Exercise: Go through the entries below line by line and count those containing "header"; the answer is that count alone.

[Dataset rows describing interfaces]

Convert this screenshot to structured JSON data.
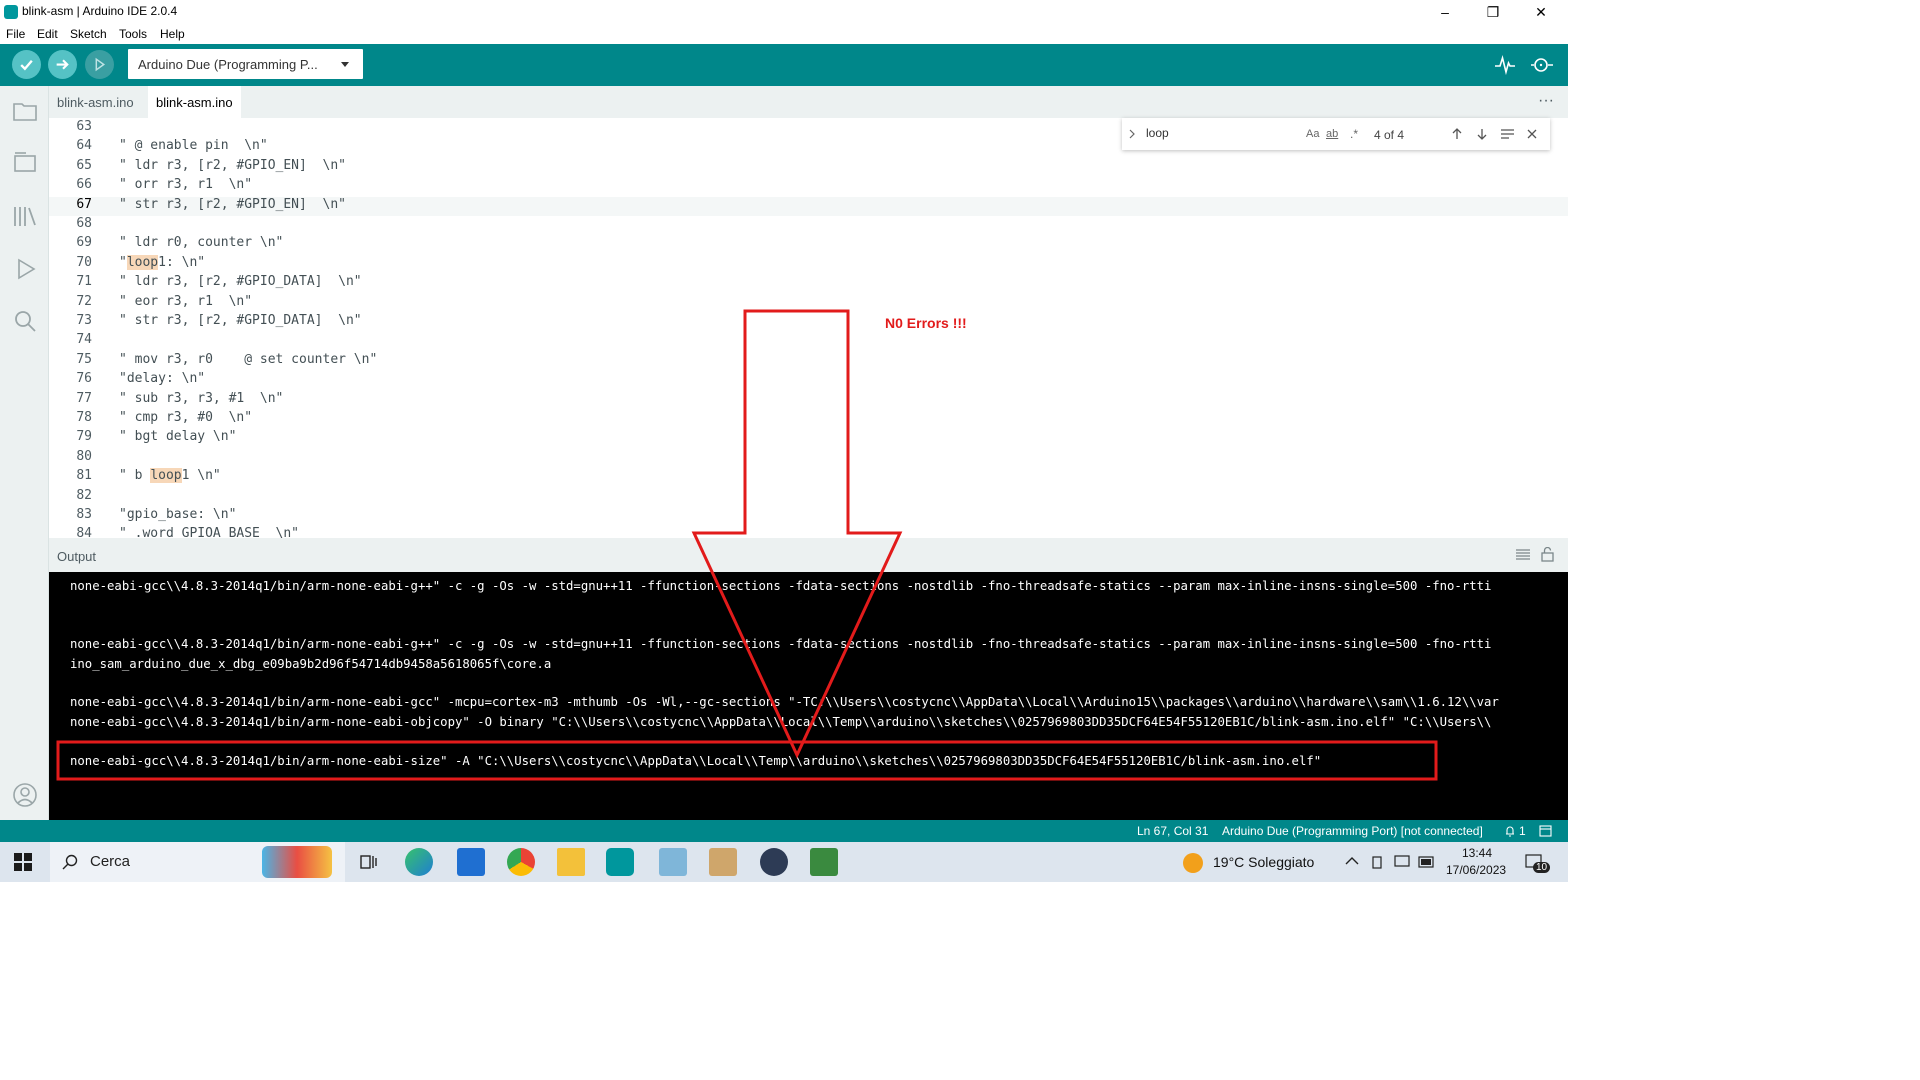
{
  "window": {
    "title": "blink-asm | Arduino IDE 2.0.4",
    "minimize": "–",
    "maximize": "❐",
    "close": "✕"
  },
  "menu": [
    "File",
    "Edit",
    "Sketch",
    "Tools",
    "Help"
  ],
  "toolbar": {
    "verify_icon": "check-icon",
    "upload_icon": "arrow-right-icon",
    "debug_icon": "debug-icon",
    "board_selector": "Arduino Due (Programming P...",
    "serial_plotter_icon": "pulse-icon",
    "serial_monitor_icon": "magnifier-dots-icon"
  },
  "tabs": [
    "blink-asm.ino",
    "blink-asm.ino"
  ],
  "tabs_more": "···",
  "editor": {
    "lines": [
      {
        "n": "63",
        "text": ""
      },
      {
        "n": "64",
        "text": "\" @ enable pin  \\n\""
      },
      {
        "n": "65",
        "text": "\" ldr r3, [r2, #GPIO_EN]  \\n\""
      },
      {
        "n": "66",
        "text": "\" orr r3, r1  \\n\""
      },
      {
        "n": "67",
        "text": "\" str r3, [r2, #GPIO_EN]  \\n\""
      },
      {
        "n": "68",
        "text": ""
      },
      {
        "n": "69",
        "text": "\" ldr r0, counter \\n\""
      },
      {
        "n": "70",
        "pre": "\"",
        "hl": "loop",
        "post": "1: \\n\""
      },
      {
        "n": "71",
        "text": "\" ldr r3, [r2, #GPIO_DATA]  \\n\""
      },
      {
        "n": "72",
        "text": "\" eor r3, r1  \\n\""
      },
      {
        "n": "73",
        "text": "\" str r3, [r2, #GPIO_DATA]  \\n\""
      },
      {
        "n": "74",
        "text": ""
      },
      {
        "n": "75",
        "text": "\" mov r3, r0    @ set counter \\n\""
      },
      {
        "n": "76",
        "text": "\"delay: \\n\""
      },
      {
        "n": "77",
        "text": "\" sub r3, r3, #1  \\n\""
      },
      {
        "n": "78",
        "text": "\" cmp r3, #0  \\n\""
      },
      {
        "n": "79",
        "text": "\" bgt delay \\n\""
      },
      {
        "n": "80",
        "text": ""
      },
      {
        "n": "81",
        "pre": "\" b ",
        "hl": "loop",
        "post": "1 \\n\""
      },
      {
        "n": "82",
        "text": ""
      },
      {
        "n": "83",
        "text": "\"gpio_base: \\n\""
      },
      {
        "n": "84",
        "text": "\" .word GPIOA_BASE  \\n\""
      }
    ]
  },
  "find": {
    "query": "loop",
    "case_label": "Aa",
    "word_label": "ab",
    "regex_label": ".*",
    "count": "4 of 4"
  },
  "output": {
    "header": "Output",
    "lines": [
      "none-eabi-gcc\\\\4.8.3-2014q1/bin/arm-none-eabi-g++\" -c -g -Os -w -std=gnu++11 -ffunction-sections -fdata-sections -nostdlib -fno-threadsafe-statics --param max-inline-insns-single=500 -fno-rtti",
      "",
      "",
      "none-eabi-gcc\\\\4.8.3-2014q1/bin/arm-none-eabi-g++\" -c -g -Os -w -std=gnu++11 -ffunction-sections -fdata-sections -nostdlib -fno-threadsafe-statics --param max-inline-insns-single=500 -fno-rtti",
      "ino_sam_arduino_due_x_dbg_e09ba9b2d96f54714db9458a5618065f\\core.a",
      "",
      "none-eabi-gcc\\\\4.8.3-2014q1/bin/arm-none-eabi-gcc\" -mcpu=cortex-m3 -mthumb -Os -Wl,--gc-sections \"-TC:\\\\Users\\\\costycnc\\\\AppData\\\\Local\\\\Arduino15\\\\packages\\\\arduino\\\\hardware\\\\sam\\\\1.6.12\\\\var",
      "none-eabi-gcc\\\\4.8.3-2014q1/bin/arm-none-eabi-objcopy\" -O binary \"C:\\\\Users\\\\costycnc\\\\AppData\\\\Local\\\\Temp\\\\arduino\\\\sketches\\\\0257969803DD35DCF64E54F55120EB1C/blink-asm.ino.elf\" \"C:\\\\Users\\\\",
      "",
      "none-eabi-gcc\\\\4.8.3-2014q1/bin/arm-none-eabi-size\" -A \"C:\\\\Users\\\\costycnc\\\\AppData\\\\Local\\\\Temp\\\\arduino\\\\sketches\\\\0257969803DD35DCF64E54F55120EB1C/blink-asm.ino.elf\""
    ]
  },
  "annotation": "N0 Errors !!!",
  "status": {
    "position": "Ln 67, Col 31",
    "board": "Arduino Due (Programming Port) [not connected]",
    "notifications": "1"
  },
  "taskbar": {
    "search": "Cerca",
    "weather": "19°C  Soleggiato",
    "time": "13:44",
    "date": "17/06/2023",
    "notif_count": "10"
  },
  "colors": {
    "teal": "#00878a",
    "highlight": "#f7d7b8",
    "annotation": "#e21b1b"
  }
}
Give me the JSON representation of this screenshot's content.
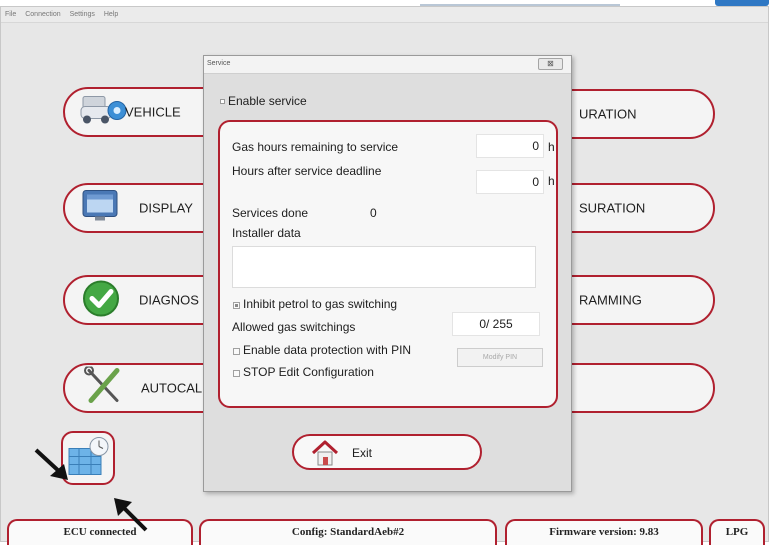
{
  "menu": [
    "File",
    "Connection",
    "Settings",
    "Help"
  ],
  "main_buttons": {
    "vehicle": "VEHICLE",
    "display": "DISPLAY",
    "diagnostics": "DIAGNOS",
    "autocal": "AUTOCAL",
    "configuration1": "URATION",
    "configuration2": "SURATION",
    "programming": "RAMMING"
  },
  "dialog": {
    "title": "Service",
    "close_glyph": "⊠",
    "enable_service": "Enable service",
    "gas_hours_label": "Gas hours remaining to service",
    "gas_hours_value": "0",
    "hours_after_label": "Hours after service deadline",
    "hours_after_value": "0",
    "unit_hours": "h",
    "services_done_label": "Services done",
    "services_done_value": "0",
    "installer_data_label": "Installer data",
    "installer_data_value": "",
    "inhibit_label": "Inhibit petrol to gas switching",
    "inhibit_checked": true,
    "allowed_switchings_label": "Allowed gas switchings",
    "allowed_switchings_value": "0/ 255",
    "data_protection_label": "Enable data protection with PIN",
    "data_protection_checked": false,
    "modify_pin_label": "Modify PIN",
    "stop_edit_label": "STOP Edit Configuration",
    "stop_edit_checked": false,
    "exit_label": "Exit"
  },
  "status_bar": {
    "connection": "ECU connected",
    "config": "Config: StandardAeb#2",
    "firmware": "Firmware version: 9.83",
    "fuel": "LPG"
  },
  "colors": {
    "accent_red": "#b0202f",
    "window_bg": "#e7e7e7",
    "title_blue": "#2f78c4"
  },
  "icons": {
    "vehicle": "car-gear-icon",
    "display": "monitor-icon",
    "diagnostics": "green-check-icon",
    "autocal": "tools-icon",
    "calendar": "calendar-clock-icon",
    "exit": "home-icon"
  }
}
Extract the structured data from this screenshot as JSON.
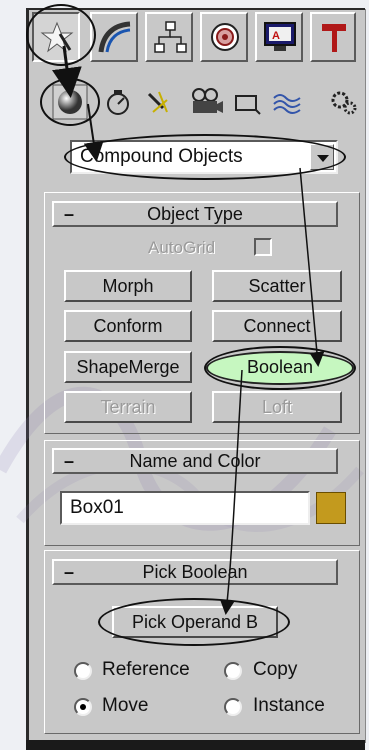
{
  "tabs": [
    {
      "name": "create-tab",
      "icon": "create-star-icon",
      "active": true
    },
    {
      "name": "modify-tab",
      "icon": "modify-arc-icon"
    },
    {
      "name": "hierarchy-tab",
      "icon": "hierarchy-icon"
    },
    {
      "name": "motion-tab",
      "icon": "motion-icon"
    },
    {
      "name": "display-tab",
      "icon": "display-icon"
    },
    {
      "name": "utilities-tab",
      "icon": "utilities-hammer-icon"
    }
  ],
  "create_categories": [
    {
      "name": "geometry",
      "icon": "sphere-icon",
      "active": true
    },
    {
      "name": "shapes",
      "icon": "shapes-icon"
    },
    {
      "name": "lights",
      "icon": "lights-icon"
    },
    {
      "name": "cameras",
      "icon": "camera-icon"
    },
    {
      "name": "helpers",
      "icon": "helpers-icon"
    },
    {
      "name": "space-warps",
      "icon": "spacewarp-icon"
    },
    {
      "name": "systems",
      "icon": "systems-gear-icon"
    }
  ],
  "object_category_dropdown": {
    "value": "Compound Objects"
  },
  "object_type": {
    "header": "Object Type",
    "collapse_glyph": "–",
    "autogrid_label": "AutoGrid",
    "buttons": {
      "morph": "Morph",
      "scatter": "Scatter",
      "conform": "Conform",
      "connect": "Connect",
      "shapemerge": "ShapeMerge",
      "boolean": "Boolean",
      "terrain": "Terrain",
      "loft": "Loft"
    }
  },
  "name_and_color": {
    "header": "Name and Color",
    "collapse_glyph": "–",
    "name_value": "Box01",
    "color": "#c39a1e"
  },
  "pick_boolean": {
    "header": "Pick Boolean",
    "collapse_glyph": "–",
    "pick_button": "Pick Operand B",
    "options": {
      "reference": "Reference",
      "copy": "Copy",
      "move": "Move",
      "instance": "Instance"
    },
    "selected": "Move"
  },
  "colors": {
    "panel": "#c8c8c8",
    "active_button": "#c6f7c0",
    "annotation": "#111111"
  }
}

Response to the task: 4